Look through the records below and collect all lines that hold the string "subject".

------------------------------------------------

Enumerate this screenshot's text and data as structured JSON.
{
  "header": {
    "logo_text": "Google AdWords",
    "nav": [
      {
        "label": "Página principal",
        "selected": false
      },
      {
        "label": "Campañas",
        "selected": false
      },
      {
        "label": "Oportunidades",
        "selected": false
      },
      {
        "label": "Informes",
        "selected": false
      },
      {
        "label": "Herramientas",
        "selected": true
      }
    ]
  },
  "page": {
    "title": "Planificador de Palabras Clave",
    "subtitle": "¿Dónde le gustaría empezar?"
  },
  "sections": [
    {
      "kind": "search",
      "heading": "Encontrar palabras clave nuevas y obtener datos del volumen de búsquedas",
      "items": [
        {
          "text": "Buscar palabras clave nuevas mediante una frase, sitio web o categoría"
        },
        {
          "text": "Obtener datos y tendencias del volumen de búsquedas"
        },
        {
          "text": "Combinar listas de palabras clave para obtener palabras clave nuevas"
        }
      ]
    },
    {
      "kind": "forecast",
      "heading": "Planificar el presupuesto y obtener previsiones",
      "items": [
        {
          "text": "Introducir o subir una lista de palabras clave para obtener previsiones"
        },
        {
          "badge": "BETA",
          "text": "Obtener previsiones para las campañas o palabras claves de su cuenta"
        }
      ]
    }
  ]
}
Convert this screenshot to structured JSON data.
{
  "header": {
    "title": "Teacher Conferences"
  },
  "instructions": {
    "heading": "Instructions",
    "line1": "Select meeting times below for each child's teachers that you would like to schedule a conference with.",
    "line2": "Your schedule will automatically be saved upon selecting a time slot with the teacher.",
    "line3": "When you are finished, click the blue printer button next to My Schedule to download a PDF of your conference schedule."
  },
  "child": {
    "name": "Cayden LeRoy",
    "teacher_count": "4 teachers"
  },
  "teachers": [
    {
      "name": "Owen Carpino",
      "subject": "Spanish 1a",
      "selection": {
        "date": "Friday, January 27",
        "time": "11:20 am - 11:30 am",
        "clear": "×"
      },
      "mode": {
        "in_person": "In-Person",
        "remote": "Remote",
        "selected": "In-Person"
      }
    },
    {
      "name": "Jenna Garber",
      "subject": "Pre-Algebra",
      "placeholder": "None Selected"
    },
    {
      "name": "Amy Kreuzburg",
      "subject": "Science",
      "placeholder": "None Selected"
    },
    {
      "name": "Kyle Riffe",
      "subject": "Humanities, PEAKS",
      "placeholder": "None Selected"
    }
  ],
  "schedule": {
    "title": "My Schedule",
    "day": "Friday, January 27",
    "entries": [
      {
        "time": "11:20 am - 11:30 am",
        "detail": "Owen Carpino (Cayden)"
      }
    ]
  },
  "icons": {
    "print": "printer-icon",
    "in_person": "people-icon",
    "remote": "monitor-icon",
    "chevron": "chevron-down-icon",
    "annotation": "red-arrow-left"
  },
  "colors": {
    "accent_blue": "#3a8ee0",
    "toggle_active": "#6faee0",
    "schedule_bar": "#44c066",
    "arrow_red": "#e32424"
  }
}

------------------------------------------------

Response for this exercise:
      "subject": "Spanish 1a",
      "subject": "Pre-Algebra",
      "subject": "Science",
      "subject": "Humanities, PEAKS",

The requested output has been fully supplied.